-------- Data

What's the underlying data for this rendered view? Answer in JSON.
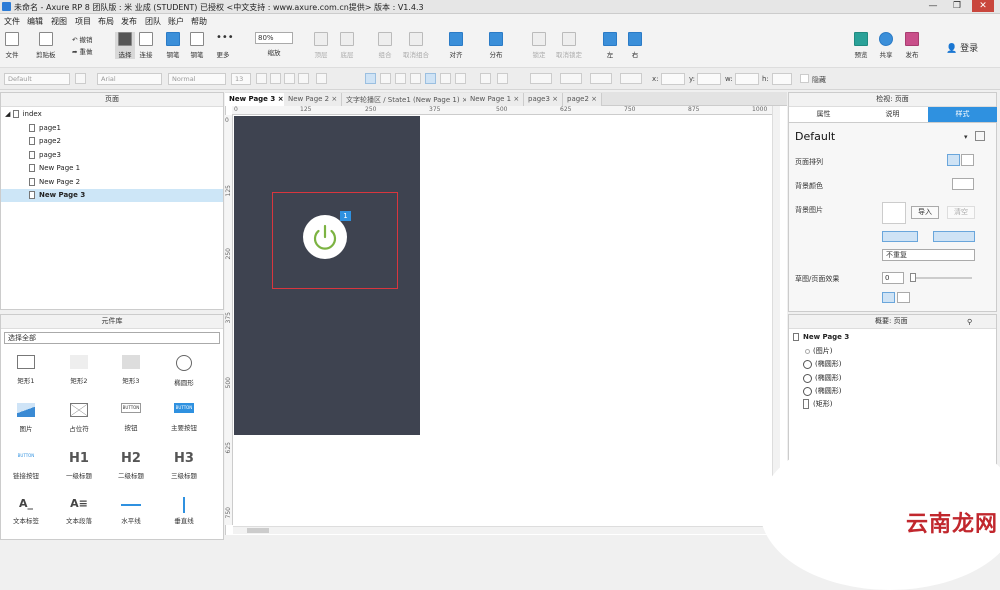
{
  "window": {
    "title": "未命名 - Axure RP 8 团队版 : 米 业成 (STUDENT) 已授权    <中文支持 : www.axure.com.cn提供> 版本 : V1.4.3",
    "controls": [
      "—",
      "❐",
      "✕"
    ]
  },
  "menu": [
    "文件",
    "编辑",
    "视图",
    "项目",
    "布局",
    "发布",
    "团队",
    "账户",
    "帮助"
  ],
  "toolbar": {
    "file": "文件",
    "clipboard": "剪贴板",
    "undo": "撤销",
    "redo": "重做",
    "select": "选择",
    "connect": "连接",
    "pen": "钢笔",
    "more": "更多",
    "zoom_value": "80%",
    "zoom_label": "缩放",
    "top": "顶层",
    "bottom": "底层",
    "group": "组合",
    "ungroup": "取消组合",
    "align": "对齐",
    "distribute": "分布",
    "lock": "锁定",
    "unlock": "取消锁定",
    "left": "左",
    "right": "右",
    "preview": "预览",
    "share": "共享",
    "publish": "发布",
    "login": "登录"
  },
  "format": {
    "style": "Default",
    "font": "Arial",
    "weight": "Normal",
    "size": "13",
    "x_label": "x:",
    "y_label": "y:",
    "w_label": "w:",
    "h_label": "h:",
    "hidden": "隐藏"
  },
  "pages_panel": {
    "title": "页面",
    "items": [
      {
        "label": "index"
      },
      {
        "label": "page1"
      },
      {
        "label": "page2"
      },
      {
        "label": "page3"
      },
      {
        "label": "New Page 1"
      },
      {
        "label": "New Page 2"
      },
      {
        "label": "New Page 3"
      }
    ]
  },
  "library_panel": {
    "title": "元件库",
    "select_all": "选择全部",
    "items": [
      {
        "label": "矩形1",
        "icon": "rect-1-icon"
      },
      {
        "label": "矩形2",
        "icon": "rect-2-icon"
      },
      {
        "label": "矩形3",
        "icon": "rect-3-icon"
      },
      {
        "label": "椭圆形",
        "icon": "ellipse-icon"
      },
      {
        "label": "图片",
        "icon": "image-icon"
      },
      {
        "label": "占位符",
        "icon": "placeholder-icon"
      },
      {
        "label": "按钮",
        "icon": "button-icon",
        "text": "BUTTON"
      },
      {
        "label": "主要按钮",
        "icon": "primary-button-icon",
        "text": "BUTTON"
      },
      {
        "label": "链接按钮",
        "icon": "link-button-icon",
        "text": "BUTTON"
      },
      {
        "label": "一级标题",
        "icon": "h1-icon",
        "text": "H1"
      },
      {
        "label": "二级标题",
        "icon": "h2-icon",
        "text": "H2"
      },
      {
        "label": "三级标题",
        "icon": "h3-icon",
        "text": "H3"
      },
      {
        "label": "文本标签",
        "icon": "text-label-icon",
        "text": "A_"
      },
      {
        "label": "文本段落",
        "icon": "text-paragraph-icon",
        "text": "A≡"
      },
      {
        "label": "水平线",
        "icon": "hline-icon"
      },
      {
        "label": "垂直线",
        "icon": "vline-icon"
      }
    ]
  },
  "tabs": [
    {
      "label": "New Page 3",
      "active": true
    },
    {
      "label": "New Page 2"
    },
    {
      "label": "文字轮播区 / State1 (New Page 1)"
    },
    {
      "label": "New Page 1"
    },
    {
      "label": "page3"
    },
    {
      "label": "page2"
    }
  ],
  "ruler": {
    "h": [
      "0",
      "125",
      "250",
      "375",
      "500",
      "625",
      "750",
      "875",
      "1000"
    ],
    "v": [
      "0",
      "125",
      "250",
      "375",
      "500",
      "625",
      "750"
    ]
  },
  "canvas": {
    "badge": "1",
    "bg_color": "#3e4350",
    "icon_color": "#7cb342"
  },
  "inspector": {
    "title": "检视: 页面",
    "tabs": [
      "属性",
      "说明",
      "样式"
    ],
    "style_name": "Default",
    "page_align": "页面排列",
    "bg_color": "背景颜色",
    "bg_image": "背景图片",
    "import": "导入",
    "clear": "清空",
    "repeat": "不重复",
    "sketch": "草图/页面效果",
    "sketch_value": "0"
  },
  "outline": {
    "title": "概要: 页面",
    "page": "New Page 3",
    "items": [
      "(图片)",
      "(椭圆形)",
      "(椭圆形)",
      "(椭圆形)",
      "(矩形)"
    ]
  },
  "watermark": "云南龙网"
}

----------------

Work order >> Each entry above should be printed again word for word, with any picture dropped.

Worked solution >>
What's the underlying data for this rendered view? Answer in JSON.
{
  "window": {
    "title": "未命名 - Axure RP 8 团队版 : 米 业成 (STUDENT) 已授权    <中文支持 : www.axure.com.cn提供> 版本 : V1.4.3",
    "controls": [
      "—",
      "❐",
      "✕"
    ]
  },
  "menu": [
    "文件",
    "编辑",
    "视图",
    "项目",
    "布局",
    "发布",
    "团队",
    "账户",
    "帮助"
  ],
  "toolbar": {
    "file": "文件",
    "clipboard": "剪贴板",
    "undo": "撤销",
    "redo": "重做",
    "select": "选择",
    "connect": "连接",
    "pen": "钢笔",
    "more": "更多",
    "zoom_value": "80%",
    "zoom_label": "缩放",
    "top": "顶层",
    "bottom": "底层",
    "group": "组合",
    "ungroup": "取消组合",
    "align": "对齐",
    "distribute": "分布",
    "lock": "锁定",
    "unlock": "取消锁定",
    "left": "左",
    "right": "右",
    "preview": "预览",
    "share": "共享",
    "publish": "发布",
    "login": "登录"
  },
  "format": {
    "style": "Default",
    "font": "Arial",
    "weight": "Normal",
    "size": "13",
    "x_label": "x:",
    "y_label": "y:",
    "w_label": "w:",
    "h_label": "h:",
    "hidden": "隐藏"
  },
  "pages_panel": {
    "title": "页面",
    "items": [
      {
        "label": "index"
      },
      {
        "label": "page1"
      },
      {
        "label": "page2"
      },
      {
        "label": "page3"
      },
      {
        "label": "New Page 1"
      },
      {
        "label": "New Page 2"
      },
      {
        "label": "New Page 3"
      }
    ]
  },
  "library_panel": {
    "title": "元件库",
    "select_all": "选择全部",
    "items": [
      {
        "label": "矩形1",
        "icon": "rect-1-icon"
      },
      {
        "label": "矩形2",
        "icon": "rect-2-icon"
      },
      {
        "label": "矩形3",
        "icon": "rect-3-icon"
      },
      {
        "label": "椭圆形",
        "icon": "ellipse-icon"
      },
      {
        "label": "图片",
        "icon": "image-icon"
      },
      {
        "label": "占位符",
        "icon": "placeholder-icon"
      },
      {
        "label": "按钮",
        "icon": "button-icon",
        "text": "BUTTON"
      },
      {
        "label": "主要按钮",
        "icon": "primary-button-icon",
        "text": "BUTTON"
      },
      {
        "label": "链接按钮",
        "icon": "link-button-icon",
        "text": "BUTTON"
      },
      {
        "label": "一级标题",
        "icon": "h1-icon",
        "text": "H1"
      },
      {
        "label": "二级标题",
        "icon": "h2-icon",
        "text": "H2"
      },
      {
        "label": "三级标题",
        "icon": "h3-icon",
        "text": "H3"
      },
      {
        "label": "文本标签",
        "icon": "text-label-icon",
        "text": "A_"
      },
      {
        "label": "文本段落",
        "icon": "text-paragraph-icon",
        "text": "A≡"
      },
      {
        "label": "水平线",
        "icon": "hline-icon"
      },
      {
        "label": "垂直线",
        "icon": "vline-icon"
      }
    ]
  },
  "tabs": [
    {
      "label": "New Page 3",
      "active": true
    },
    {
      "label": "New Page 2"
    },
    {
      "label": "文字轮播区 / State1 (New Page 1)"
    },
    {
      "label": "New Page 1"
    },
    {
      "label": "page3"
    },
    {
      "label": "page2"
    }
  ],
  "ruler": {
    "h": [
      "0",
      "125",
      "250",
      "375",
      "500",
      "625",
      "750",
      "875",
      "1000"
    ],
    "v": [
      "0",
      "125",
      "250",
      "375",
      "500",
      "625",
      "750"
    ]
  },
  "canvas": {
    "badge": "1",
    "bg_color": "#3e4350",
    "icon_color": "#7cb342"
  },
  "inspector": {
    "title": "检视: 页面",
    "tabs": [
      "属性",
      "说明",
      "样式"
    ],
    "style_name": "Default",
    "page_align": "页面排列",
    "bg_color": "背景颜色",
    "bg_image": "背景图片",
    "import": "导入",
    "clear": "清空",
    "repeat": "不重复",
    "sketch": "草图/页面效果",
    "sketch_value": "0"
  },
  "outline": {
    "title": "概要: 页面",
    "page": "New Page 3",
    "items": [
      "(图片)",
      "(椭圆形)",
      "(椭圆形)",
      "(椭圆形)",
      "(矩形)"
    ]
  },
  "watermark": "云南龙网"
}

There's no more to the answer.